15 Facts About Capybaras You Might Not Believe
If a hamster and a pig had a baby, you'd get something that looked a lot like a capybara. These unusual looking creatures are a lot like guinea pigs, only about 50 times bigger.
Armed with these 15 capybara facts, you'll know a thing or two about them the next time you see one at the zoo.
Capybaras Are the Biggest Rodents on Earth
If you thought beavers were big, wait until you hear how big a capybara is. Capybaras are the biggest rodents in the world, weighing up to 150 pounds and standing about two feet tall at the shoulders.
So, yes, if you're a somewhat petite adult, you might be smaller than a rodent.
Capybaras Love to Swim
Capybaras love to swim so much that they're considered semi-aquatic. They live their entire lives near water, spending most of their time lounging in areas of sheltered vegetation near lakes, rivers, swamps and marshes.
They're even known to sleep in the water, floating with only their nostrils above the surface. This both helps them stay cool and makes it harder for predators to spot them.
They Even Have Webbed Toes to Help Them Swim
Capybaras are like fluffy rodent ducks. They have partially webbed feet to make it easier to paddle around. That's not the only adaptation they have for life in the water, either.
Their long fur doesn't absorb much water, so it dries quickly when they return to land. Their facial features are also arranged high on their heads so that they can stay aware of their surroundings while most of their body is hidden from view.
The Capybara Morning Meal Includes Poo
It's gross, but many rodents eat their own feces. Rabbits and guinea pigs do it, too.
Capybara poo is the richest in protein in the morning thanks to the digestion of all of the previous day's meals, so that's when capybaras typically chow down on a gourmet turd or two.
This aids in the digestion of tough, fibrous grasses and plants.
Capybaras Live All Over South America
Capybaras are found across much of South America. If you visit Panama, Colombia, Venezuela, Guyana, Peru, Brazil, Paraguay, Northeast Argentina or Uruguay, you'll probably spot a wild capybara.
They're Cousins of Guinea Pigs
Capybaras look like giant guinea pigs, and they pretty much are. Capybaras and guinea pigs are both in the Cavy (Caviidae) family, containing 14 different rodent species from South America.
Capybaras are also distantly related to the fluffy-faced chinchilla.
Their Teeth Grow Throughout Their Lives
Like rabbits, Capybaras have two giant front teeth. These incisors never stop growing, so capybaras have to continue chewing on tough grasses and bark to keep them from growing too long.
Their molars grow throughout life as well, but much more slowly.
Capybaras Like Company

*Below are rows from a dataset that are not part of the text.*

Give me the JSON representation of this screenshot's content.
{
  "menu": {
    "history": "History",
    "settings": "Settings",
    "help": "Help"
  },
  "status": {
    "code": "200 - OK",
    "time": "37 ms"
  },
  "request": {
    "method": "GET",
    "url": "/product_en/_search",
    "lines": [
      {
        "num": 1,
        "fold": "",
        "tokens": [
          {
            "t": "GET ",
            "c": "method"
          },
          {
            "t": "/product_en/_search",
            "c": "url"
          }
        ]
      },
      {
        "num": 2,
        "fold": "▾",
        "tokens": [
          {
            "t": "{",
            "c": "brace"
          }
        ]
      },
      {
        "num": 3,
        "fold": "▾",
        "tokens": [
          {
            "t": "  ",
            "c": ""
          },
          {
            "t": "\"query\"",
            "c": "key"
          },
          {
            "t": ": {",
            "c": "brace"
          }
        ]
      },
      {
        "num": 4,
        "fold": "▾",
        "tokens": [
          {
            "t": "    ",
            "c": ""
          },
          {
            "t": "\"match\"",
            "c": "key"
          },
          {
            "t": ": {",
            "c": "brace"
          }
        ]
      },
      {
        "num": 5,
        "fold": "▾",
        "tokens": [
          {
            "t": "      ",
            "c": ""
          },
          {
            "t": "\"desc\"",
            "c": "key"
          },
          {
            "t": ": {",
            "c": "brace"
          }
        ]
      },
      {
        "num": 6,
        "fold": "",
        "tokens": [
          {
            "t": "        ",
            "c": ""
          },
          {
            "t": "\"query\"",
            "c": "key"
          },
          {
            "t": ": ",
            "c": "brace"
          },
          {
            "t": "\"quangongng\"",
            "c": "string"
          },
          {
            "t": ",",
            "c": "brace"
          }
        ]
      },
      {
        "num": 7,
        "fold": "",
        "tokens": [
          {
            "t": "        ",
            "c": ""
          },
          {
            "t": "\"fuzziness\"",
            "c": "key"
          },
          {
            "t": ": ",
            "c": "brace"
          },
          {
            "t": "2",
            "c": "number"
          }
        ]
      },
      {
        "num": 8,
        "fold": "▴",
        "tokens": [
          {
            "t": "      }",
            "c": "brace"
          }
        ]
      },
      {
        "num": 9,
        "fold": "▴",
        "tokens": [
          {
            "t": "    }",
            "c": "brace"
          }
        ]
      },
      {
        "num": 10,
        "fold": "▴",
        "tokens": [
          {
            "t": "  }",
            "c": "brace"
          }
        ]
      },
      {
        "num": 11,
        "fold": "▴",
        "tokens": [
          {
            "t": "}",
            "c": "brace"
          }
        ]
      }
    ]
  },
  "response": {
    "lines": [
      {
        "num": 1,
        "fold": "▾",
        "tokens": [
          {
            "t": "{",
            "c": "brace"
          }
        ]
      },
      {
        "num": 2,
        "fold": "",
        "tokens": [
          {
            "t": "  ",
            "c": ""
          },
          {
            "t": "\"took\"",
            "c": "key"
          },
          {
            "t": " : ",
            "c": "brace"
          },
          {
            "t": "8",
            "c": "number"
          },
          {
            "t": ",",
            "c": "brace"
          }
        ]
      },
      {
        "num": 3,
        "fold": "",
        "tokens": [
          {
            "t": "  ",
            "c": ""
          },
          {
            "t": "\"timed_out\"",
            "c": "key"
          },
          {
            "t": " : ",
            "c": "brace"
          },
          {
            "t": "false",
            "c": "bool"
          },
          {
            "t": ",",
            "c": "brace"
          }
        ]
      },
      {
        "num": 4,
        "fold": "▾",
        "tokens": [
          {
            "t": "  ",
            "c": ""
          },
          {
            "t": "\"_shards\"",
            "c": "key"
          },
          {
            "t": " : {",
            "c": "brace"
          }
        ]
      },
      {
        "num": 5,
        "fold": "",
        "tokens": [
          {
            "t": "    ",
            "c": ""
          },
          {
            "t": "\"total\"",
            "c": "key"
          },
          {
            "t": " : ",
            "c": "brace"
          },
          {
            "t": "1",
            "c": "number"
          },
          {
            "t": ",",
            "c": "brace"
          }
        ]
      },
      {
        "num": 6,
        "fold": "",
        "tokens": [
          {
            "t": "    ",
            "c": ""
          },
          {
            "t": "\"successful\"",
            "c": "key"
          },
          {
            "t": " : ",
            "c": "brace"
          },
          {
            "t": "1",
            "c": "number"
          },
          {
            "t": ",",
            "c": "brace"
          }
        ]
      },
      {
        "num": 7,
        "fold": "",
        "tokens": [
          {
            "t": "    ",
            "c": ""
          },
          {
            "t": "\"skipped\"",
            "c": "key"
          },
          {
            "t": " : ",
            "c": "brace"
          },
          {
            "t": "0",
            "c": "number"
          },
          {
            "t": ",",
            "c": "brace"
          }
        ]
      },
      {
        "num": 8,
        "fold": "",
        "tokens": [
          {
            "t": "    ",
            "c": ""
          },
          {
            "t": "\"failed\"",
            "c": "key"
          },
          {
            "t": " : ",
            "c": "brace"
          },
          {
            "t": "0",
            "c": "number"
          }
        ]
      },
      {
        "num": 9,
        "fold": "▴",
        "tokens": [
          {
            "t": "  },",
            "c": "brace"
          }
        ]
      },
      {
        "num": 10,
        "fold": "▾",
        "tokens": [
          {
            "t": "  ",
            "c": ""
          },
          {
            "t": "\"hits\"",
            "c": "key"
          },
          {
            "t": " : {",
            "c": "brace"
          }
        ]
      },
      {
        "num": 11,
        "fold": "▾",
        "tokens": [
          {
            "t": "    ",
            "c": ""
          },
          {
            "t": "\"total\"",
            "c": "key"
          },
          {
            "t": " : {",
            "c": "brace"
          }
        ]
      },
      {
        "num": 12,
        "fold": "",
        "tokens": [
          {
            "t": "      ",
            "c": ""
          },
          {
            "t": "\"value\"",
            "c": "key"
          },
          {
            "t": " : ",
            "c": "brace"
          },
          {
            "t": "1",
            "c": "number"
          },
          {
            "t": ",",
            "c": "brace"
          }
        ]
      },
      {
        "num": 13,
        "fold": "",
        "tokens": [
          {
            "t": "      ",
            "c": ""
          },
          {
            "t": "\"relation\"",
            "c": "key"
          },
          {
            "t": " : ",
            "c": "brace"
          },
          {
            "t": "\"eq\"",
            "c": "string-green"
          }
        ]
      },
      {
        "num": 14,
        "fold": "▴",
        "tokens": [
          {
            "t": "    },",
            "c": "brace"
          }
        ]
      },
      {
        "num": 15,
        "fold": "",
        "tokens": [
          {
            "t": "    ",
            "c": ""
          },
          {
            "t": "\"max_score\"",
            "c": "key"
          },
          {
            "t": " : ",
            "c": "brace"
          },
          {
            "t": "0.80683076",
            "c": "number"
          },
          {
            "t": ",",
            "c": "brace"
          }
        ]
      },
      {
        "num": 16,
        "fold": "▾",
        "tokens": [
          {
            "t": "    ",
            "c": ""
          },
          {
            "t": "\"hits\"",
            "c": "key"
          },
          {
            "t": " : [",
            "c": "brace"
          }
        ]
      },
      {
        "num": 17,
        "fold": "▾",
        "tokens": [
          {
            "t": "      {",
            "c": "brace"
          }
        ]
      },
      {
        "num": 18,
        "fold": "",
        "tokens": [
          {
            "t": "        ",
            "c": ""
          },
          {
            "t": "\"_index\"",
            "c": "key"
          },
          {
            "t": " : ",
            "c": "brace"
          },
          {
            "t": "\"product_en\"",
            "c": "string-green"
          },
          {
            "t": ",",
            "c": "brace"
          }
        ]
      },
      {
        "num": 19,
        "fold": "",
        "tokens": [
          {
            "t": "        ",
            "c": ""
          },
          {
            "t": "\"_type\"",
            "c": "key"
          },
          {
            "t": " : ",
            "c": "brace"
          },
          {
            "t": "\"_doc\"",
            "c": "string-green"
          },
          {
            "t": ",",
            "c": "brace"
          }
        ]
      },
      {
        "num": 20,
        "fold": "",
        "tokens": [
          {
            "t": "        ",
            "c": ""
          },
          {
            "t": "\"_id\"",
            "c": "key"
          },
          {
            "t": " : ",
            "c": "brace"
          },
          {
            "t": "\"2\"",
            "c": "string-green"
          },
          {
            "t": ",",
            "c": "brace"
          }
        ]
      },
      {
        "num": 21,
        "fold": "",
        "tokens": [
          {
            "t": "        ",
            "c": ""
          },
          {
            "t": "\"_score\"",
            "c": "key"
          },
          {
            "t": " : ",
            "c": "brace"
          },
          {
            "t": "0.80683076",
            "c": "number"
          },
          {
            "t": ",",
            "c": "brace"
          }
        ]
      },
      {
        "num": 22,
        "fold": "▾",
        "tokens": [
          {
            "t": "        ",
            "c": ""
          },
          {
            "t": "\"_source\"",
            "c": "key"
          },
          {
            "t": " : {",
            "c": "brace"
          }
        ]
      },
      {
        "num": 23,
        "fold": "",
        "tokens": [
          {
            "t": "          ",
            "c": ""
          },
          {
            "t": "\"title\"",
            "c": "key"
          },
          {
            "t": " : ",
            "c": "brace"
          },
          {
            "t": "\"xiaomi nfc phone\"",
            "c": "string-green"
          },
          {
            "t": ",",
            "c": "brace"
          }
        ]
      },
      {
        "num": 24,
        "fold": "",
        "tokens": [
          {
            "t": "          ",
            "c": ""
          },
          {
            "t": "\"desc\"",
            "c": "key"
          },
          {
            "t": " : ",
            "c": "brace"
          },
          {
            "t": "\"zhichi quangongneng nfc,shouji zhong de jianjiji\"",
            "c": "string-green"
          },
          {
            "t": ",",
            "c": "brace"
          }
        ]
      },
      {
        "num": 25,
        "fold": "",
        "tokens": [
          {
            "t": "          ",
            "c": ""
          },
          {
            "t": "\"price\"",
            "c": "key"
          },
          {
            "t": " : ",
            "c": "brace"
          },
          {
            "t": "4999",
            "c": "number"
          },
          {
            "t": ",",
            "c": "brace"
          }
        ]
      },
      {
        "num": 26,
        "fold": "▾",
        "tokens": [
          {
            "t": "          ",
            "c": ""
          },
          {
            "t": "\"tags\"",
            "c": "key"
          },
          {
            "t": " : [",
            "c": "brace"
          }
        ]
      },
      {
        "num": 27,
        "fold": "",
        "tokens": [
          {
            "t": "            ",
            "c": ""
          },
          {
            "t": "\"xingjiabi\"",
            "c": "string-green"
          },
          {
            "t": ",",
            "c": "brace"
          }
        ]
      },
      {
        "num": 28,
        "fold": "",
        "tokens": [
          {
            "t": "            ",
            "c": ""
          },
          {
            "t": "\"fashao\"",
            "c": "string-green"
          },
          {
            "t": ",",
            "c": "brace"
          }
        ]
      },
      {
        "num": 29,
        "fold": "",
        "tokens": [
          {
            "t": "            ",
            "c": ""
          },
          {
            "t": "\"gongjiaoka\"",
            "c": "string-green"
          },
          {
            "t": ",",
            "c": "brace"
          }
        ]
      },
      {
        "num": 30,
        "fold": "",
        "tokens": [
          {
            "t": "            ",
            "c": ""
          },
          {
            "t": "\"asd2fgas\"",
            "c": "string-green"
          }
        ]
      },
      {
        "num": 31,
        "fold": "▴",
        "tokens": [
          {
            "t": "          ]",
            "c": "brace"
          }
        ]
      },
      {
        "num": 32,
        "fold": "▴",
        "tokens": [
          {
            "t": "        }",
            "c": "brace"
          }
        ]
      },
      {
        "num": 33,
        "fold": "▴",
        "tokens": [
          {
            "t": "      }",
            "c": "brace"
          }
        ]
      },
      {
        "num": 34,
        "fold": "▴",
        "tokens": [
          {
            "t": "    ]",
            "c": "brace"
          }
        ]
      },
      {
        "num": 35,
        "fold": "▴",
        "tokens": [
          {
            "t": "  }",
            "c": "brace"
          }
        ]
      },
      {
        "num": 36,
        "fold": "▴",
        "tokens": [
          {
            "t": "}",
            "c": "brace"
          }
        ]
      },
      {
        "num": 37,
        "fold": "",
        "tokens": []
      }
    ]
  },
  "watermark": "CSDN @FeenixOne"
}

Capybaras would not have been happy during lockdown. Capybaras are extremely social creatures. They can survive alone, but they settle in groups of at least 10. Some capybara groups include dozens of capybaras.
Each group is stable and collaborative, helping each other secure a sizable territory, find food and protect young from predators. Female capybaras also take turns nursing each other's babies, who are usually all born around the same time.
Capybaras Talk to Each Other
Capybaras make all kinds of cute noises to communicate with each other. Baby capybaras in particular make squeaks and squeals to communicate with their mothers.
The Loaf-Shaped Capybara Makes an Ideal Chair
There's a reason zookeepers call capybaras "nature's ottoman." Birds love to lounge on their backs, and capybaras don't mind a bit. In fact, they appreciate it.
The birds eat bugs off the capybara's back, keeping them free from pests.
They're Surprisingly Fast
Capybaras might not look aerodynamic, but they can run up to 21 mph. That's about as fast as most pet dogs.
They are also extremely agile, which helps them escape predators.
Capybaras Can Get Scurvy
Like humans and most other mammals, capybaras can't produce their own vitamin C. Instead, they rely on their vegetarian diet to provide enough vitamins and minerals.
Capybaras bred in captivity are prone to developing scurvy if they're not given vitamin C supplements.
Jaguars Think of Them As Snacks
While capybaras are much larger than guinea pigs, they're still prey animals. They're a favorite snack of jaguars, ocelots, pumas, caimans and anacondas.
Capybaras Can Live Up to 12 Years
Most capybaras in captivity live between 8-10 years, but they can live up to 12.
In the wild, they rarely last more than four years due to predation.
Capybaras Are Occasionally Kept as Pets
The capybara is a pack animal, so it needs tons of attention and companionship. This is very difficult to replicate, but some people try anyway. While capybaras are illegal in many states, some allow them to be kept as pets.
Pet capybaras need tons of space, tons of food and lots of specialized care. Unless you're ready to become a full-time capybara keeper, we recommend visiting one at the zoo instead.